# [HOW TO COMPLETE THIS TASK]
Please print the whole listing below exactly as it stands.

***** EXERCISE DATA *****

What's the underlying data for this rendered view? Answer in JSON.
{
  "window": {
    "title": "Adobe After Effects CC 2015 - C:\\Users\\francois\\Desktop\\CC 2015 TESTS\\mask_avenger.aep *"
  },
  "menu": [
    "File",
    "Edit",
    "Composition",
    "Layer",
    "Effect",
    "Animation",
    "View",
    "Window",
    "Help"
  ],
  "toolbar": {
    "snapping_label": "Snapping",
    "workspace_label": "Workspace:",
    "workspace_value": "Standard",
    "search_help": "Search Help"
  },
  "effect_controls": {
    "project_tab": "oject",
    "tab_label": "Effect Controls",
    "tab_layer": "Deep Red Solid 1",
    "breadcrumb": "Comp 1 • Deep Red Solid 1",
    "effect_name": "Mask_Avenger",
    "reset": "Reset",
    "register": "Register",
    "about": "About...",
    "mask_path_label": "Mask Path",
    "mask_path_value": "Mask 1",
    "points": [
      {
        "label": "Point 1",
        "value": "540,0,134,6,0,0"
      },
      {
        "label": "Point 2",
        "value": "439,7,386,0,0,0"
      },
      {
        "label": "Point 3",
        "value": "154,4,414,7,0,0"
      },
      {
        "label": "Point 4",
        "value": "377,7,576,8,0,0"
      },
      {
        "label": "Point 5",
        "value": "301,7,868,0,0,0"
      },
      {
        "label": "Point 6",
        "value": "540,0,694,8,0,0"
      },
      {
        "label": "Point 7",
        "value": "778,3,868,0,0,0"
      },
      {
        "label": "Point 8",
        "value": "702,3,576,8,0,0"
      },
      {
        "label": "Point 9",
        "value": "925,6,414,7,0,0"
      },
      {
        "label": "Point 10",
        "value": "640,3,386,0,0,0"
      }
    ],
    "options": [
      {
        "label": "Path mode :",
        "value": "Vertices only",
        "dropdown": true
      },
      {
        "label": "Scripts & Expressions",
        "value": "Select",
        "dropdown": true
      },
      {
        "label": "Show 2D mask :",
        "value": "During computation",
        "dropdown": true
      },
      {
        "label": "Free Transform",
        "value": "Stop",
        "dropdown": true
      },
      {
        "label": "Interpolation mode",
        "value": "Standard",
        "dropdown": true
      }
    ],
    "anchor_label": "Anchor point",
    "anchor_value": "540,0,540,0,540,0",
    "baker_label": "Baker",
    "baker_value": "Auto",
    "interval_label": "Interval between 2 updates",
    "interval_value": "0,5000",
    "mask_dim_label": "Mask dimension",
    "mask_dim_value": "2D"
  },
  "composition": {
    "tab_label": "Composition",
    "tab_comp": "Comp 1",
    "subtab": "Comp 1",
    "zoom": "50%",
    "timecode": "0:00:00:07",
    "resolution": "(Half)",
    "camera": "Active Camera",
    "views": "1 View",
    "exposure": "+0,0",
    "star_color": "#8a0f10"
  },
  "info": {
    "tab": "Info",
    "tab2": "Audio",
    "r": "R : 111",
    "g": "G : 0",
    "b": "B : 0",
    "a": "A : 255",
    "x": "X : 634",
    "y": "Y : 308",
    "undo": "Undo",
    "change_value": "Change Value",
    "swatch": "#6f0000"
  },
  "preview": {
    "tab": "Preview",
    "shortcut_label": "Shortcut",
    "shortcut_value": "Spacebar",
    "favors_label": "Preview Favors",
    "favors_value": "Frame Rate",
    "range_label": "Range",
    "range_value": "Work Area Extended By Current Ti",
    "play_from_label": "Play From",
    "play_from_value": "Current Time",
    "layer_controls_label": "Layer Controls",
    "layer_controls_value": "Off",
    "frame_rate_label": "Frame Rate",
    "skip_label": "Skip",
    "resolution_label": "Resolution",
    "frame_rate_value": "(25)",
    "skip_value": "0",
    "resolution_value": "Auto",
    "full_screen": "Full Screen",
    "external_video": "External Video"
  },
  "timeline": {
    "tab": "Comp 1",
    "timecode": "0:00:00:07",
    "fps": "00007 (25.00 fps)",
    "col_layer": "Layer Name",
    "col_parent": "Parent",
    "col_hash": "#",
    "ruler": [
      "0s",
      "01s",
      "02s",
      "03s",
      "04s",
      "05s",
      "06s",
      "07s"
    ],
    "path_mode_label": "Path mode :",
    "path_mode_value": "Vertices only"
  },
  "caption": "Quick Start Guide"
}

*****

# [RESULT OF THE EXERCISE]
What's the underlying data for this rendered view? Answer in JSON.
{
  "window": {
    "title": "Adobe After Effects CC 2015 - C:\\Users\\francois\\Desktop\\CC 2015 TESTS\\mask_avenger.aep *"
  },
  "menu": [
    "File",
    "Edit",
    "Composition",
    "Layer",
    "Effect",
    "Animation",
    "View",
    "Window",
    "Help"
  ],
  "toolbar": {
    "snapping_label": "Snapping",
    "workspace_label": "Workspace:",
    "workspace_value": "Standard",
    "search_help": "Search Help"
  },
  "effect_controls": {
    "project_tab": "oject",
    "tab_label": "Effect Controls",
    "tab_layer": "Deep Red Solid 1",
    "breadcrumb": "Comp 1 • Deep Red Solid 1",
    "effect_name": "Mask_Avenger",
    "reset": "Reset",
    "register": "Register",
    "about": "About...",
    "mask_path_label": "Mask Path",
    "mask_path_value": "Mask 1",
    "points": [
      {
        "label": "Point 1",
        "value": "540,0,134,6,0,0"
      },
      {
        "label": "Point 2",
        "value": "439,7,386,0,0,0"
      },
      {
        "label": "Point 3",
        "value": "154,4,414,7,0,0"
      },
      {
        "label": "Point 4",
        "value": "377,7,576,8,0,0"
      },
      {
        "label": "Point 5",
        "value": "301,7,868,0,0,0"
      },
      {
        "label": "Point 6",
        "value": "540,0,694,8,0,0"
      },
      {
        "label": "Point 7",
        "value": "778,3,868,0,0,0"
      },
      {
        "label": "Point 8",
        "value": "702,3,576,8,0,0"
      },
      {
        "label": "Point 9",
        "value": "925,6,414,7,0,0"
      },
      {
        "label": "Point 10",
        "value": "640,3,386,0,0,0"
      }
    ],
    "options": [
      {
        "label": "Path mode :",
        "value": "Vertices only",
        "dropdown": true
      },
      {
        "label": "Scripts & Expressions",
        "value": "Select",
        "dropdown": true
      },
      {
        "label": "Show 2D mask :",
        "value": "During computation",
        "dropdown": true
      },
      {
        "label": "Free Transform",
        "value": "Stop",
        "dropdown": true
      },
      {
        "label": "Interpolation mode",
        "value": "Standard",
        "dropdown": true
      }
    ],
    "anchor_label": "Anchor point",
    "anchor_value": "540,0,540,0,540,0",
    "baker_label": "Baker",
    "baker_value": "Auto",
    "interval_label": "Interval between 2 updates",
    "interval_value": "0,5000",
    "mask_dim_label": "Mask dimension",
    "mask_dim_value": "2D"
  },
  "composition": {
    "tab_label": "Composition",
    "tab_comp": "Comp 1",
    "subtab": "Comp 1",
    "zoom": "50%",
    "timecode": "0:00:00:07",
    "resolution": "(Half)",
    "camera": "Active Camera",
    "views": "1 View",
    "exposure": "+0,0",
    "star_color": "#8a0f10"
  },
  "info": {
    "tab": "Info",
    "tab2": "Audio",
    "r": "R : 111",
    "g": "G : 0",
    "b": "B : 0",
    "a": "A : 255",
    "x": "X : 634",
    "y": "Y : 308",
    "undo": "Undo",
    "change_value": "Change Value",
    "swatch": "#6f0000"
  },
  "preview": {
    "tab": "Preview",
    "shortcut_label": "Shortcut",
    "shortcut_value": "Spacebar",
    "favors_label": "Preview Favors",
    "favors_value": "Frame Rate",
    "range_label": "Range",
    "range_value": "Work Area Extended By Current Ti",
    "play_from_label": "Play From",
    "play_from_value": "Current Time",
    "layer_controls_label": "Layer Controls",
    "layer_controls_value": "Off",
    "frame_rate_label": "Frame Rate",
    "skip_label": "Skip",
    "resolution_label": "Resolution",
    "frame_rate_value": "(25)",
    "skip_value": "0",
    "resolution_value": "Auto",
    "full_screen": "Full Screen",
    "external_video": "External Video"
  },
  "timeline": {
    "tab": "Comp 1",
    "timecode": "0:00:00:07",
    "fps": "00007 (25.00 fps)",
    "col_layer": "Layer Name",
    "col_parent": "Parent",
    "col_hash": "#",
    "ruler": [
      "0s",
      "01s",
      "02s",
      "03s",
      "04s",
      "05s",
      "06s",
      "07s"
    ],
    "path_mode_label": "Path mode :",
    "path_mode_value": "Vertices only"
  },
  "caption": "Quick Start Guide"
}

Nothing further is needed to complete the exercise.